[Records from a data source]
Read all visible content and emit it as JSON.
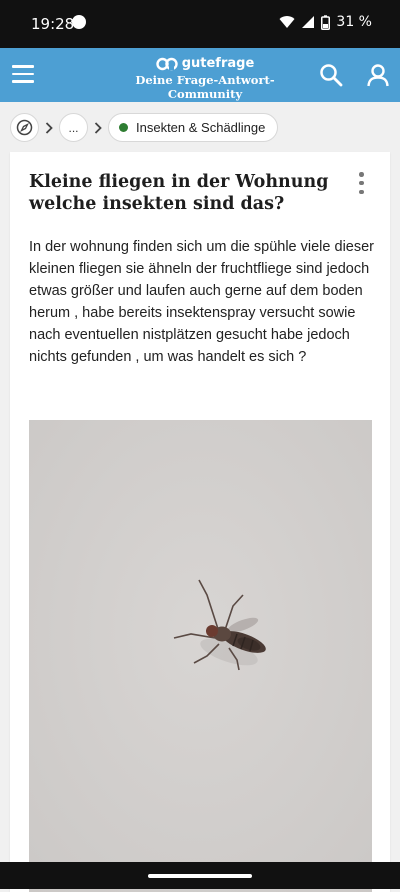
{
  "status_bar": {
    "time": "19:28",
    "battery": "31 %"
  },
  "app_bar": {
    "brand": "gutefrage",
    "tagline": "Deine Frage-Antwort-Community"
  },
  "breadcrumb": {
    "more_label": "...",
    "category": "Insekten & Schädlinge",
    "category_color": "#2e7d32"
  },
  "question": {
    "title": "Kleine fliegen in der Wohnung welche insekten sind das?",
    "body": "In der wohnung finden sich um die spühle viele dieser kleinen fliegen sie ähneln der fruchtfliege sind jedoch etwas größer und laufen auch gerne auf dem boden herum , habe bereits insektenspray versucht sowie nach eventuellen nistplätzen gesucht habe jedoch nichts gefunden , um was handelt es sich ?"
  },
  "colors": {
    "accent": "#4d9fd3",
    "status_bar": "#111111"
  },
  "icons": [
    "menu-icon",
    "logo-icon",
    "search-icon",
    "user-icon",
    "compass-icon",
    "chevron-right-icon",
    "more-vertical-icon"
  ]
}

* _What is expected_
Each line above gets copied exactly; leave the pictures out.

* _Exercise response_
Read all visible content and emit it as JSON.
{
  "status_bar": {
    "time": "19:28",
    "battery": "31 %"
  },
  "app_bar": {
    "brand": "gutefrage",
    "tagline": "Deine Frage-Antwort-Community"
  },
  "breadcrumb": {
    "more_label": "...",
    "category": "Insekten & Schädlinge",
    "category_color": "#2e7d32"
  },
  "question": {
    "title": "Kleine fliegen in der Wohnung welche insekten sind das?",
    "body": "In der wohnung finden sich um die spühle viele dieser kleinen fliegen sie ähneln der fruchtfliege sind jedoch etwas größer und laufen auch gerne auf dem boden herum , habe bereits insektenspray versucht sowie nach eventuellen nistplätzen gesucht habe jedoch nichts gefunden , um was handelt es sich ?"
  },
  "colors": {
    "accent": "#4d9fd3",
    "status_bar": "#111111"
  },
  "icons": [
    "menu-icon",
    "logo-icon",
    "search-icon",
    "user-icon",
    "compass-icon",
    "chevron-right-icon",
    "more-vertical-icon"
  ]
}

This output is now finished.